#### Data for processing
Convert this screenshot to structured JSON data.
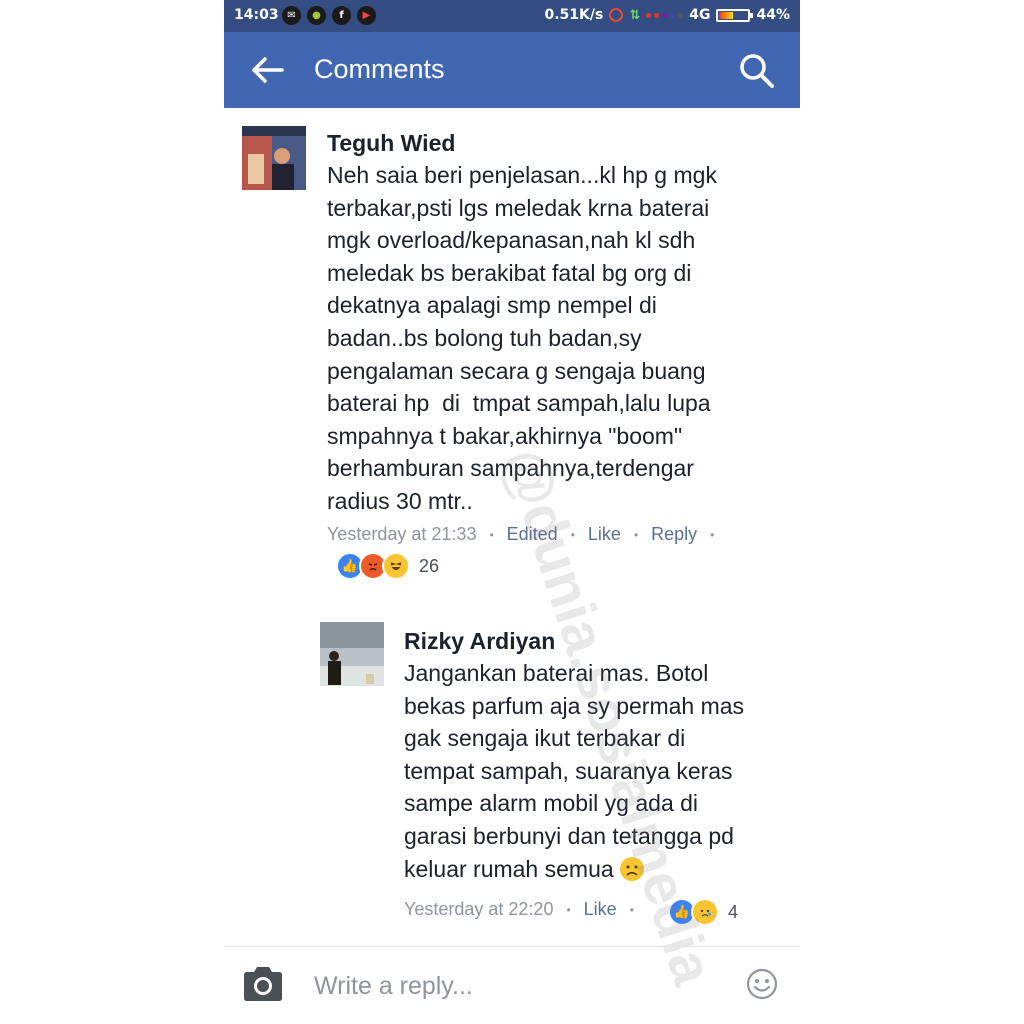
{
  "status_bar": {
    "time": "14:03",
    "speed": "0.51K/s",
    "network": "4G",
    "battery": "44%",
    "battery_level": 0.44
  },
  "app_bar": {
    "title": "Comments",
    "back_icon": "arrow-left-icon",
    "search_icon": "search-icon"
  },
  "comments": [
    {
      "author": "Teguh Wied",
      "text": "Neh saia beri penjelasan...kl hp g mgk\nterbakar,psti lgs meledak krna baterai\nmgk overload/kepanasan,nah kl sdh\nmeledak bs berakibat fatal bg org di\ndekatnya apalagi smp nempel di\nbadan..bs bolong tuh badan,sy\npengalaman secara g sengaja buang\nbaterai hp  di  tmpat sampah,lalu lupa\nsmpahnya t bakar,akhirnya \"boom\"\nberhamburan sampahnya,terdengar\nradius 30 mtr..",
      "timestamp": "Yesterday at 21:33",
      "edited_label": "Edited",
      "like_label": "Like",
      "reply_label": "Reply",
      "reaction_count": "26",
      "reactions": [
        "like",
        "angry",
        "haha"
      ]
    },
    {
      "author": "Rizky Ardiyan",
      "text": "Jangankan baterai mas. Botol\nbekas parfum aja sy permah mas\ngak sengaja ikut terbakar di\ntempat sampah, suaranya keras\nsampe alarm mobil yg ada di\ngarasi berbunyi dan tetangga pd\nkeluar rumah semua",
      "timestamp": "Yesterday at 22:20",
      "like_label": "Like",
      "reaction_count": "4",
      "reactions": [
        "like",
        "sad"
      ]
    }
  ],
  "composer": {
    "placeholder": "Write a reply...",
    "camera_icon": "camera-icon",
    "emoji_icon": "smiley-icon"
  },
  "colors": {
    "status_bar": "#344d82",
    "app_bar": "#4267b2",
    "link": "#5b6f93",
    "meta": "#90949c"
  }
}
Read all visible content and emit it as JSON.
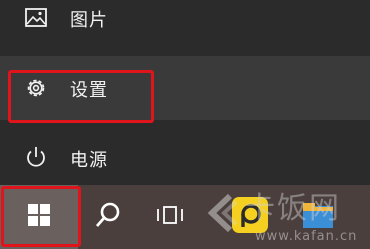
{
  "start_menu": {
    "items": [
      {
        "label": "图片",
        "icon": "pictures-icon"
      },
      {
        "label": "设置",
        "icon": "gear-icon"
      },
      {
        "label": "电源",
        "icon": "power-icon"
      }
    ]
  },
  "taskbar": {
    "buttons": [
      "windows-start-icon",
      "search-icon",
      "task-view-icon",
      "yellow-app-icon",
      "blue-app-icon"
    ]
  },
  "watermark": {
    "title": "卡饭网",
    "url": "www.kafan.cn"
  },
  "colors": {
    "highlight": "#e0151b",
    "menu_bg": "#2b2b2b",
    "selected_bg": "#3a3a3a",
    "taskbar_bg": "#4a3f3c"
  }
}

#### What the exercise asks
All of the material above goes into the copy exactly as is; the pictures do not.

#### Exercise response
Convert this screenshot to structured JSON data.
{
  "status_bar": {
    "time": "14:03",
    "speed": "0.51K/s",
    "network": "4G",
    "battery": "44%",
    "battery_level": 0.44
  },
  "app_bar": {
    "title": "Comments",
    "back_icon": "arrow-left-icon",
    "search_icon": "search-icon"
  },
  "comments": [
    {
      "author": "Teguh Wied",
      "text": "Neh saia beri penjelasan...kl hp g mgk\nterbakar,psti lgs meledak krna baterai\nmgk overload/kepanasan,nah kl sdh\nmeledak bs berakibat fatal bg org di\ndekatnya apalagi smp nempel di\nbadan..bs bolong tuh badan,sy\npengalaman secara g sengaja buang\nbaterai hp  di  tmpat sampah,lalu lupa\nsmpahnya t bakar,akhirnya \"boom\"\nberhamburan sampahnya,terdengar\nradius 30 mtr..",
      "timestamp": "Yesterday at 21:33",
      "edited_label": "Edited",
      "like_label": "Like",
      "reply_label": "Reply",
      "reaction_count": "26",
      "reactions": [
        "like",
        "angry",
        "haha"
      ]
    },
    {
      "author": "Rizky Ardiyan",
      "text": "Jangankan baterai mas. Botol\nbekas parfum aja sy permah mas\ngak sengaja ikut terbakar di\ntempat sampah, suaranya keras\nsampe alarm mobil yg ada di\ngarasi berbunyi dan tetangga pd\nkeluar rumah semua",
      "timestamp": "Yesterday at 22:20",
      "like_label": "Like",
      "reaction_count": "4",
      "reactions": [
        "like",
        "sad"
      ]
    }
  ],
  "composer": {
    "placeholder": "Write a reply...",
    "camera_icon": "camera-icon",
    "emoji_icon": "smiley-icon"
  },
  "colors": {
    "status_bar": "#344d82",
    "app_bar": "#4267b2",
    "link": "#5b6f93",
    "meta": "#90949c"
  }
}
Read all visible content and emit it as JSON.
{
  "start_menu": {
    "items": [
      {
        "label": "图片",
        "icon": "pictures-icon"
      },
      {
        "label": "设置",
        "icon": "gear-icon"
      },
      {
        "label": "电源",
        "icon": "power-icon"
      }
    ]
  },
  "taskbar": {
    "buttons": [
      "windows-start-icon",
      "search-icon",
      "task-view-icon",
      "yellow-app-icon",
      "blue-app-icon"
    ]
  },
  "watermark": {
    "title": "卡饭网",
    "url": "www.kafan.cn"
  },
  "colors": {
    "highlight": "#e0151b",
    "menu_bg": "#2b2b2b",
    "selected_bg": "#3a3a3a",
    "taskbar_bg": "#4a3f3c"
  }
}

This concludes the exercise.